-  "The Yellow Sign": An artist & his model are vaguely menaced by a repulsive gravedigger.
-  "The Demoiselle D'Ys": A man falls asleep on a French moor & wakes to find himself in a mythic past.
The tales that come closest to standing on their own as horror are numbers ,  and  above. I still recommend reading all five, since they form a unit.
[II] THE PROPHET'S PARADISE: An interlude of brief poems, neatly dividing the book's 2 main sections. I got nothing out of them, but they are short and painless. If there is any connection to the preceding or succeeding tales, I could not discern it.
[III] STREET STORIES: A set of 4 romantic tales set in Paris.
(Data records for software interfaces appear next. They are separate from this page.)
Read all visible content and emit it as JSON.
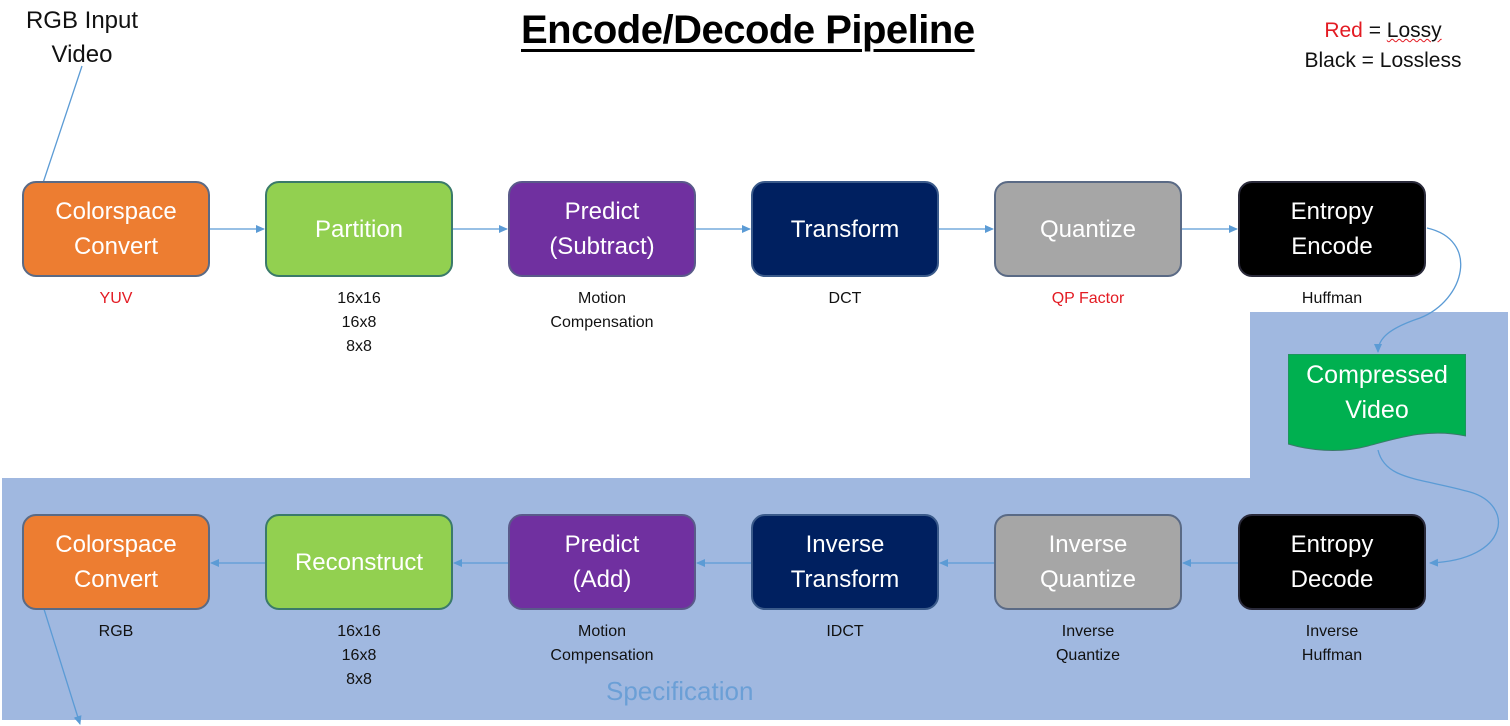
{
  "title": "Encode/Decode Pipeline",
  "legend": {
    "red_word": "Red",
    "eq1": " = ",
    "lossy": "Lossy",
    "line2": "Black = Lossless"
  },
  "input_label": "RGB Input\nVideo",
  "region_label": "Specification",
  "colors": {
    "orange": "#ed7d31",
    "green": "#92d050",
    "purple": "#7030a0",
    "navy": "#002060",
    "gray": "#a6a6a6",
    "black": "#000000",
    "compressed_green": "#00b050",
    "spec_region": "#a0b8e0",
    "arrow": "#5b9bd5",
    "lossy_red": "#e31b23"
  },
  "encode": [
    {
      "label": "Colorspace\nConvert",
      "note": "YUV",
      "lossy": true
    },
    {
      "label": "Partition",
      "note": "16x16\n16x8\n 8x8",
      "lossy": false
    },
    {
      "label": "Predict\n(Subtract)",
      "note": "Motion\nCompensation",
      "lossy": false
    },
    {
      "label": "Transform",
      "note": "DCT",
      "lossy": false
    },
    {
      "label": "Quantize",
      "note": "QP Factor",
      "lossy": true
    },
    {
      "label": "Entropy\nEncode",
      "note": "Huffman",
      "lossy": false
    }
  ],
  "compressed": {
    "label": "Compressed\nVideo"
  },
  "decode": [
    {
      "label": "Colorspace\nConvert",
      "note": "RGB",
      "lossy": false
    },
    {
      "label": "Reconstruct",
      "note": "16x16\n16x8\n 8x8",
      "lossy": false
    },
    {
      "label": "Predict\n(Add)",
      "note": "Motion\nCompensation",
      "lossy": false
    },
    {
      "label": "Inverse\nTransform",
      "note": "IDCT",
      "lossy": false
    },
    {
      "label": "Inverse\nQuantize",
      "note": "Inverse\nQuantize",
      "lossy": false
    },
    {
      "label": "Entropy\nDecode",
      "note": "Inverse\nHuffman",
      "lossy": false
    }
  ]
}
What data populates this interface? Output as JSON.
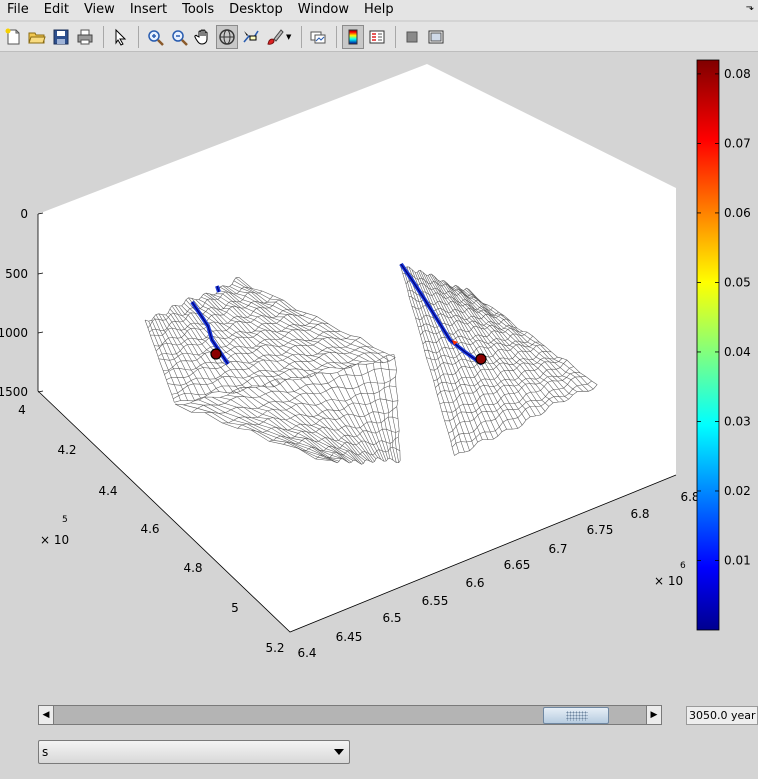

If you read this for horror, then you probably can skip them all, except possibly the first. If there is any connection to THE KING IN YELLOW set, then I could not discern it. Each tale gets successively duller (and longer). The stories are:
-  "The Street of the Four Winds": On a street of the damned, where the 4 winds blow all wicked things, a stray cat summons a morbid artist to a rendezvous with his dead lover. The only one of the last 4 with a substantial horror element.
-  "The Street of the First Shell": Set in wartime Paris.
-  "The Street of Our Lady of the Fields": Artists in Paris.
-  "Rue Barrée": More artists in Paris. The title means "barred street" in French, but is also the name of the female love interest.